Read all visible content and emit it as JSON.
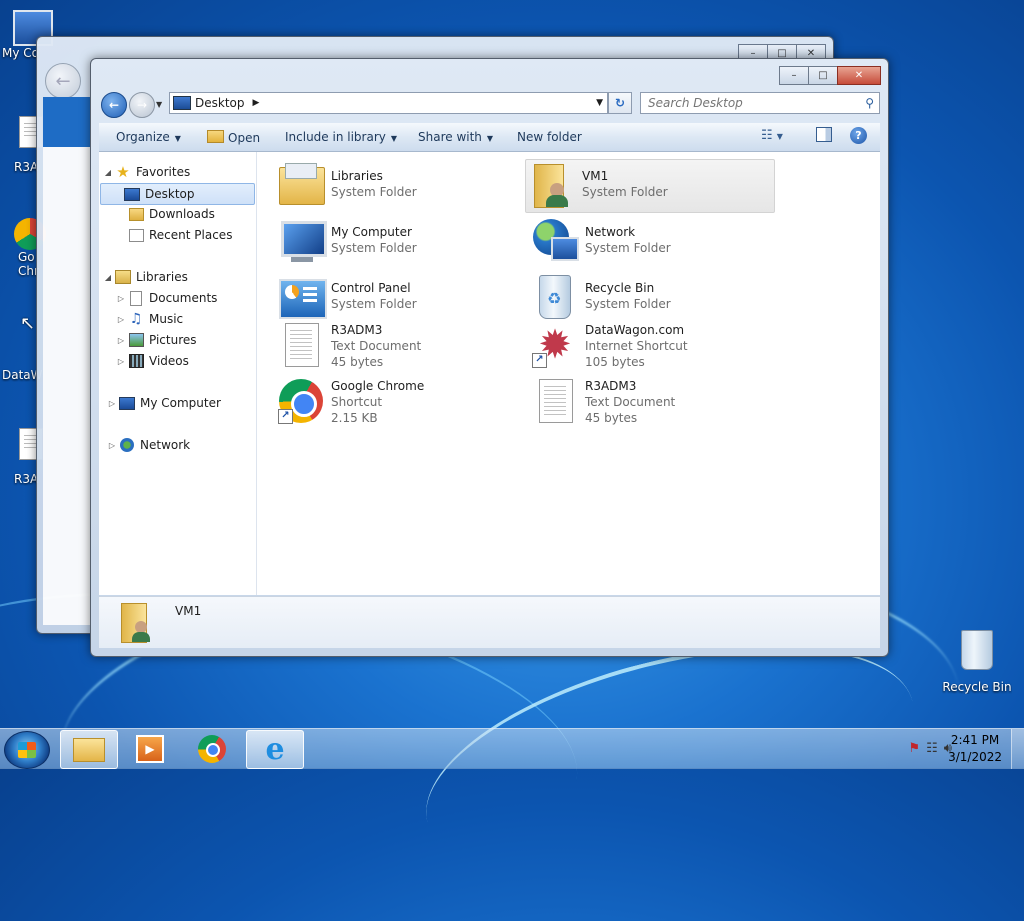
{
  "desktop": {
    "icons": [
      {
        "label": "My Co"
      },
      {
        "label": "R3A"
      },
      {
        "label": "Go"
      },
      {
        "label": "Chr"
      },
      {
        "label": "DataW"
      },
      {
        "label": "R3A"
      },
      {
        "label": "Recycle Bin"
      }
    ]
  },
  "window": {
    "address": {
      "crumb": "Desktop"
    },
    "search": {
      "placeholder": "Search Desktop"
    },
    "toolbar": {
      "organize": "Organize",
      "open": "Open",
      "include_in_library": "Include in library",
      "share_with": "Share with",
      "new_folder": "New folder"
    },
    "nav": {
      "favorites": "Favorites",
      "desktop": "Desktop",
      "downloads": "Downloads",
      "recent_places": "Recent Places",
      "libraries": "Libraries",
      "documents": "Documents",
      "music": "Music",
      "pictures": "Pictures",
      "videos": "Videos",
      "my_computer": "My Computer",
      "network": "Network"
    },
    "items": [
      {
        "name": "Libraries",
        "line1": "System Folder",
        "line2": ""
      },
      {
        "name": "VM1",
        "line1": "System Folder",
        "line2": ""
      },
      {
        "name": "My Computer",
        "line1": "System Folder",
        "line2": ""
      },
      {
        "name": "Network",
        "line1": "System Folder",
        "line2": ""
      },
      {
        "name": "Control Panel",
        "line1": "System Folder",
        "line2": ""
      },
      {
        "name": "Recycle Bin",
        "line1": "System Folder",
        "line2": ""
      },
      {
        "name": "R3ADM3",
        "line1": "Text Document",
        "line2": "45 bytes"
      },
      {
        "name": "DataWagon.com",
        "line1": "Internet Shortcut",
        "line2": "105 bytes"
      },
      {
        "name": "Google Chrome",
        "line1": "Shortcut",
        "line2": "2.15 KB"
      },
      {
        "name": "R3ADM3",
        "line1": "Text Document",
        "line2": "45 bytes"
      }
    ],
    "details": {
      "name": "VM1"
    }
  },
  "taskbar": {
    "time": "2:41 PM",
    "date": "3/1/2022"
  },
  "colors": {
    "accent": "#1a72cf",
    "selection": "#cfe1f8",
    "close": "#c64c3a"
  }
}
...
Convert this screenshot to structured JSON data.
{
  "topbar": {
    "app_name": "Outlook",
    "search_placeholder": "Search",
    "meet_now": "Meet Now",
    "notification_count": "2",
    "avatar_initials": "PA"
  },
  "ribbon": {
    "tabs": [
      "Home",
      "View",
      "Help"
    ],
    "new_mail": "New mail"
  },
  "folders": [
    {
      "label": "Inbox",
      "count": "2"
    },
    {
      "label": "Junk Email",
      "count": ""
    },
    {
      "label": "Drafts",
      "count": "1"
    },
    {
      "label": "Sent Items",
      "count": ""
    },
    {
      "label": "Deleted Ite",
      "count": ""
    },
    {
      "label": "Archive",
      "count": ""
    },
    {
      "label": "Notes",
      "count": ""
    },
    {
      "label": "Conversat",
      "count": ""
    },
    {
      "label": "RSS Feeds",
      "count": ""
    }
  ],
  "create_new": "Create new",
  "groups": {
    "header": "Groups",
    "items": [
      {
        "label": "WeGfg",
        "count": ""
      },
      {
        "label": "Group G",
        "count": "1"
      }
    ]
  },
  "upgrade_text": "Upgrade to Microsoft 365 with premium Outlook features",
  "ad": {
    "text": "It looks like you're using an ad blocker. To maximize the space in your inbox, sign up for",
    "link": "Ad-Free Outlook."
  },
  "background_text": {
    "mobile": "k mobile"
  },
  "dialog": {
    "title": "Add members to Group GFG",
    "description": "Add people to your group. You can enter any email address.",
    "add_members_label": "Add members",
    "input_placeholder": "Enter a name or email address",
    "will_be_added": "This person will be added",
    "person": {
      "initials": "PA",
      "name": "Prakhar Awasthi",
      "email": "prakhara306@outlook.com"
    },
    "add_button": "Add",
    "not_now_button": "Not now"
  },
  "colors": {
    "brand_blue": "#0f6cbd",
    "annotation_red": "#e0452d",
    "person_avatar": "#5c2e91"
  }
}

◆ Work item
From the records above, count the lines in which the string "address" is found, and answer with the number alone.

◆ Exercise result
3